[Items from an interface collection]

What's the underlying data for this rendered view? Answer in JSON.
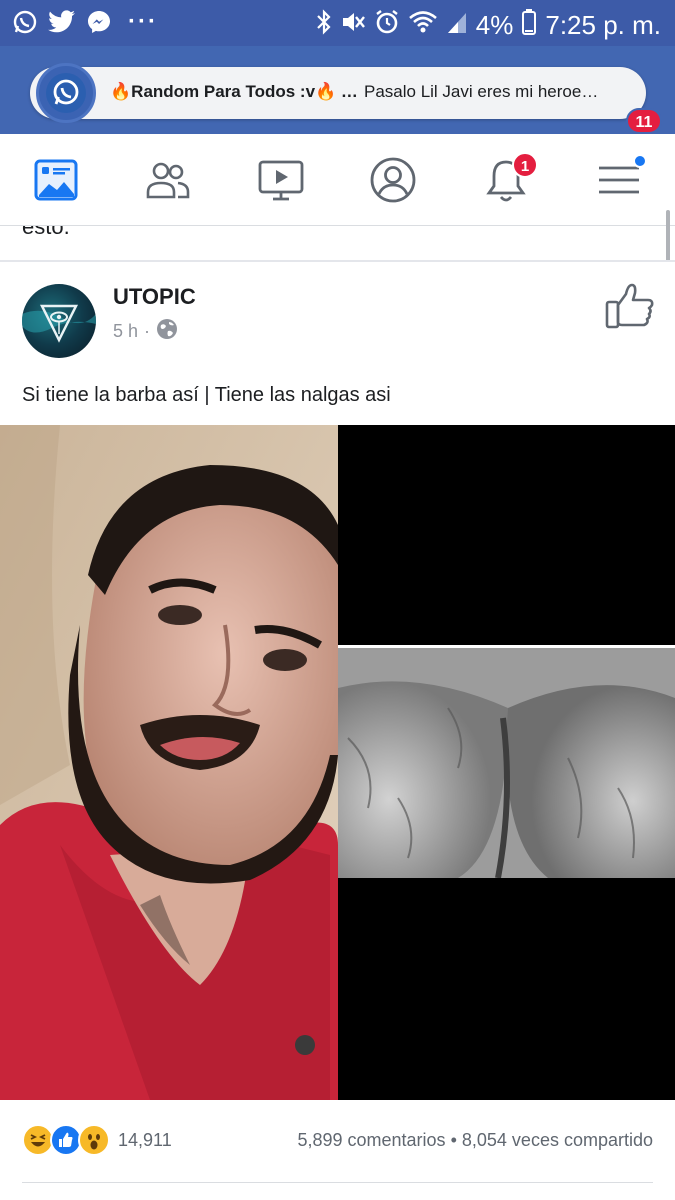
{
  "status_bar": {
    "battery": "4%",
    "time": "7:25 p. m.",
    "dots": "···"
  },
  "chat_head": {
    "name": "🔥Random Para Todos :v🔥 …",
    "message": "Pasalo Lil Javi eres mi heroe…",
    "badge": "11",
    "app_icon": "whatsapp-icon"
  },
  "tabs": [
    {
      "name": "news-feed",
      "icon": "news-feed-icon"
    },
    {
      "name": "friends",
      "icon": "friends-icon"
    },
    {
      "name": "watch",
      "icon": "watch-icon"
    },
    {
      "name": "profile",
      "icon": "profile-icon"
    },
    {
      "name": "notifications",
      "icon": "bell-icon",
      "badge": "1"
    },
    {
      "name": "menu",
      "icon": "menu-icon"
    }
  ],
  "previous_post": {
    "text_fragment": "esto."
  },
  "post": {
    "page_name": "UTOPIC",
    "time": "5 h",
    "separator": "·",
    "privacy_icon": "globe-icon",
    "caption": "Si tiene la barba así  |  Tiene las nalgas asi",
    "reactions": [
      "laugh",
      "like",
      "wow"
    ],
    "reaction_count": "14,911",
    "comments": "5,899 comentarios",
    "stats_separator": "•",
    "shares": "8,054 veces compartido"
  },
  "colors": {
    "facebook_blue": "#4267b2",
    "status_bar": "#3d5ba8",
    "badge_red": "#e41e3f",
    "text_gray": "#606770"
  }
}
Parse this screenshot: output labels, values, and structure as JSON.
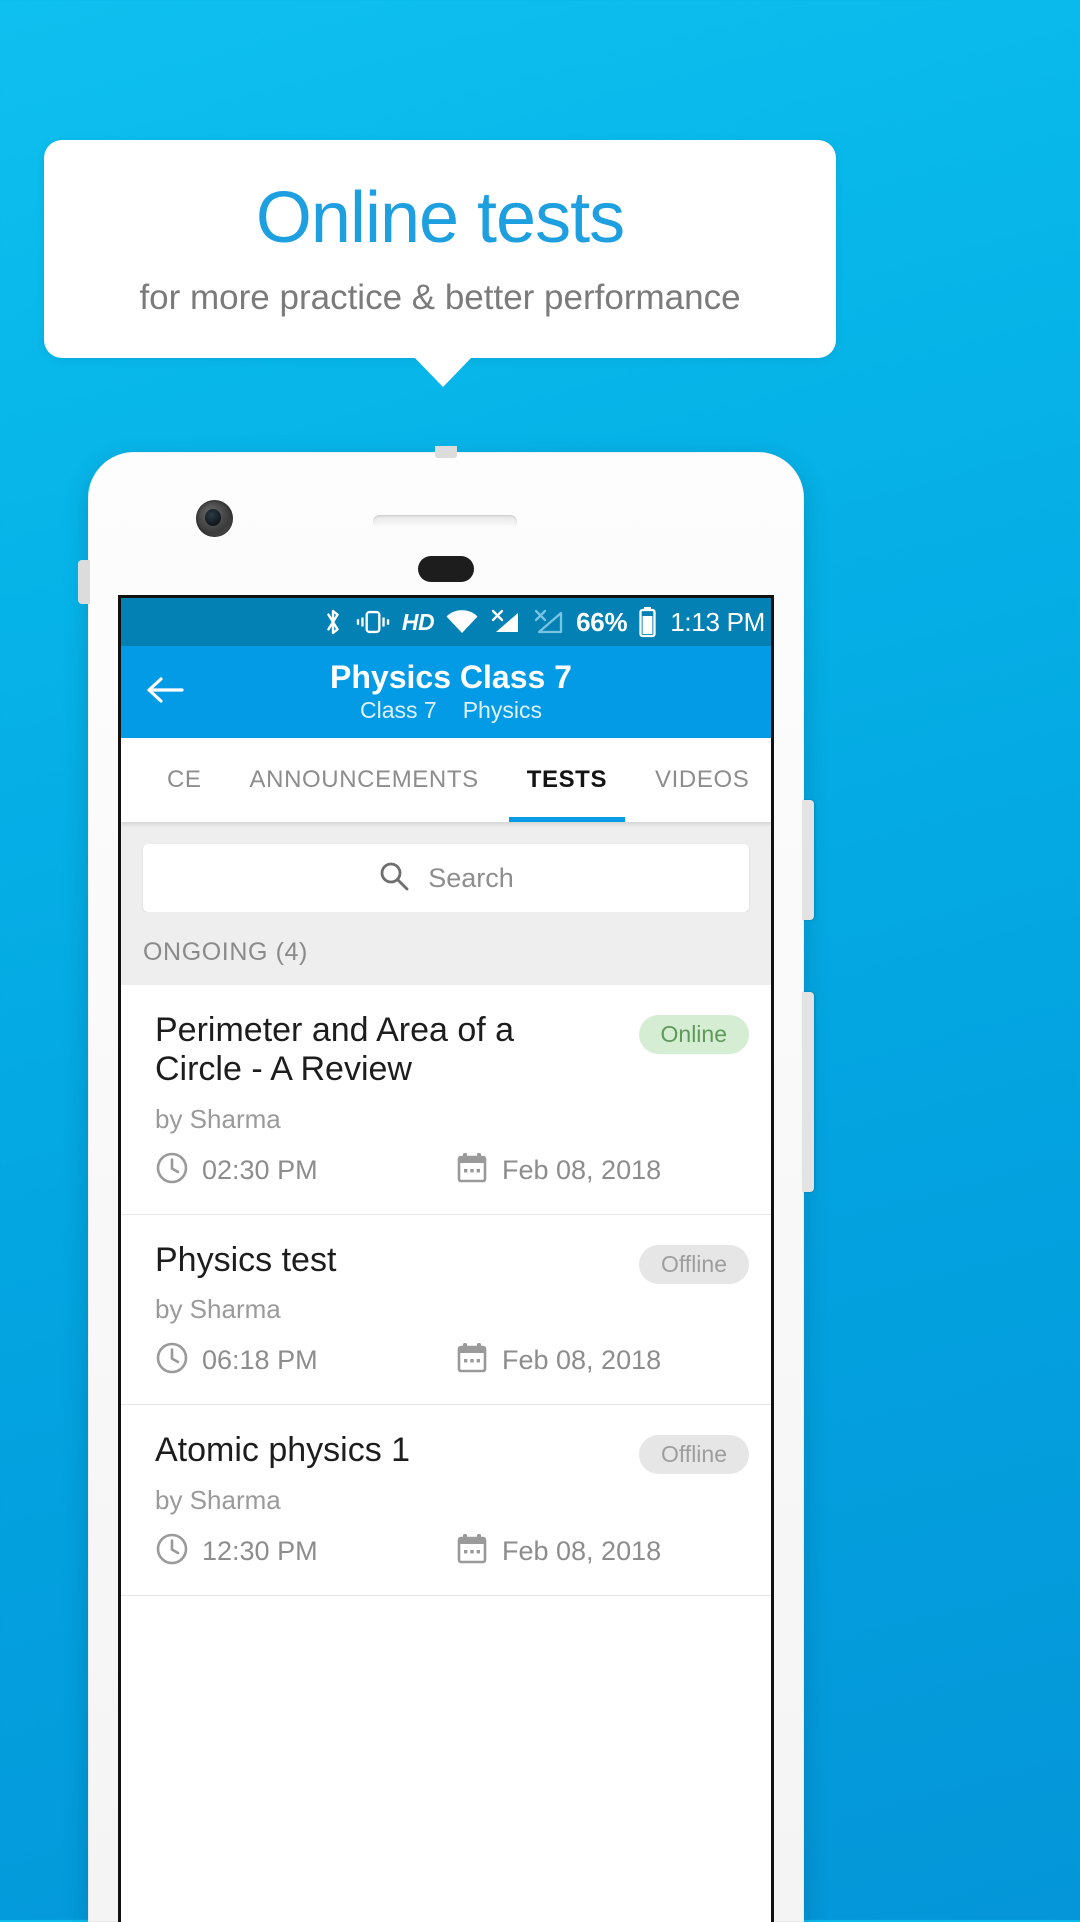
{
  "promo": {
    "title": "Online tests",
    "subtitle": "for more practice & better performance",
    "title_color": "#1e9fe0",
    "subtitle_color": "#7b7b7b",
    "background_color": "#06b3e8"
  },
  "statusbar": {
    "icons": [
      "bluetooth-icon",
      "vibrate-icon",
      "hd-icon",
      "wifi-icon",
      "signal-sim1-no-service-icon",
      "signal-sim2-no-service-icon",
      "battery-icon"
    ],
    "hd_label": "HD",
    "battery_percent": "66%",
    "time": "1:13 PM",
    "background_color": "#0381b4"
  },
  "appbar": {
    "back_icon": "arrow-left-icon",
    "title": "Physics Class 7",
    "subtitle_class": "Class 7",
    "subtitle_subject": "Physics",
    "background_color": "#039be5"
  },
  "tabs": {
    "items": [
      {
        "label": "CE",
        "active": false
      },
      {
        "label": "ANNOUNCEMENTS",
        "active": false
      },
      {
        "label": "TESTS",
        "active": true
      },
      {
        "label": "VIDEOS",
        "active": false
      }
    ],
    "indicator_color": "#039be5"
  },
  "search": {
    "icon": "search-icon",
    "placeholder": "Search",
    "value": ""
  },
  "section": {
    "label": "ONGOING (4)"
  },
  "tests": [
    {
      "title": "Perimeter and Area of a Circle - A Review",
      "author": "by Sharma",
      "time": "02:30 PM",
      "date": "Feb 08, 2018",
      "badge": "Online",
      "badge_type": "online"
    },
    {
      "title": "Physics test",
      "author": "by Sharma",
      "time": "06:18 PM",
      "date": "Feb 08, 2018",
      "badge": "Offline",
      "badge_type": "offline"
    },
    {
      "title": "Atomic physics 1",
      "author": "by Sharma",
      "time": "12:30 PM",
      "date": "Feb 08, 2018",
      "badge": "Offline",
      "badge_type": "offline"
    }
  ],
  "icons": {
    "clock": "clock-icon",
    "calendar": "calendar-icon"
  }
}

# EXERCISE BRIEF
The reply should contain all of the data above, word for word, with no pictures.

# RESPONSE BOX
What's the underlying data for this rendered view? Answer in JSON.
{
  "status_bar": {
    "battery": "4%",
    "time": "7:25 p. m.",
    "dots": "···"
  },
  "chat_head": {
    "name": "🔥Random Para Todos :v🔥 …",
    "message": "Pasalo Lil Javi eres mi heroe…",
    "badge": "11",
    "app_icon": "whatsapp-icon"
  },
  "tabs": [
    {
      "name": "news-feed",
      "icon": "news-feed-icon"
    },
    {
      "name": "friends",
      "icon": "friends-icon"
    },
    {
      "name": "watch",
      "icon": "watch-icon"
    },
    {
      "name": "profile",
      "icon": "profile-icon"
    },
    {
      "name": "notifications",
      "icon": "bell-icon",
      "badge": "1"
    },
    {
      "name": "menu",
      "icon": "menu-icon"
    }
  ],
  "previous_post": {
    "text_fragment": "esto."
  },
  "post": {
    "page_name": "UTOPIC",
    "time": "5 h",
    "separator": "·",
    "privacy_icon": "globe-icon",
    "caption": "Si tiene la barba así  |  Tiene las nalgas asi",
    "reactions": [
      "laugh",
      "like",
      "wow"
    ],
    "reaction_count": "14,911",
    "comments": "5,899 comentarios",
    "stats_separator": "•",
    "shares": "8,054 veces compartido"
  },
  "colors": {
    "facebook_blue": "#4267b2",
    "status_bar": "#3d5ba8",
    "badge_red": "#e41e3f",
    "text_gray": "#606770"
  }
}
Parse this screenshot: output labels, values, and structure as JSON.
{
  "promo": {
    "title": "Online tests",
    "subtitle": "for more practice & better performance",
    "title_color": "#1e9fe0",
    "subtitle_color": "#7b7b7b",
    "background_color": "#06b3e8"
  },
  "statusbar": {
    "icons": [
      "bluetooth-icon",
      "vibrate-icon",
      "hd-icon",
      "wifi-icon",
      "signal-sim1-no-service-icon",
      "signal-sim2-no-service-icon",
      "battery-icon"
    ],
    "hd_label": "HD",
    "battery_percent": "66%",
    "time": "1:13 PM",
    "background_color": "#0381b4"
  },
  "appbar": {
    "back_icon": "arrow-left-icon",
    "title": "Physics Class 7",
    "subtitle_class": "Class 7",
    "subtitle_subject": "Physics",
    "background_color": "#039be5"
  },
  "tabs": {
    "items": [
      {
        "label": "CE",
        "active": false
      },
      {
        "label": "ANNOUNCEMENTS",
        "active": false
      },
      {
        "label": "TESTS",
        "active": true
      },
      {
        "label": "VIDEOS",
        "active": false
      }
    ],
    "indicator_color": "#039be5"
  },
  "search": {
    "icon": "search-icon",
    "placeholder": "Search",
    "value": ""
  },
  "section": {
    "label": "ONGOING (4)"
  },
  "tests": [
    {
      "title": "Perimeter and Area of a Circle - A Review",
      "author": "by Sharma",
      "time": "02:30 PM",
      "date": "Feb 08, 2018",
      "badge": "Online",
      "badge_type": "online"
    },
    {
      "title": "Physics test",
      "author": "by Sharma",
      "time": "06:18 PM",
      "date": "Feb 08, 2018",
      "badge": "Offline",
      "badge_type": "offline"
    },
    {
      "title": "Atomic physics 1",
      "author": "by Sharma",
      "time": "12:30 PM",
      "date": "Feb 08, 2018",
      "badge": "Offline",
      "badge_type": "offline"
    }
  ],
  "icons": {
    "clock": "clock-icon",
    "calendar": "calendar-icon"
  }
}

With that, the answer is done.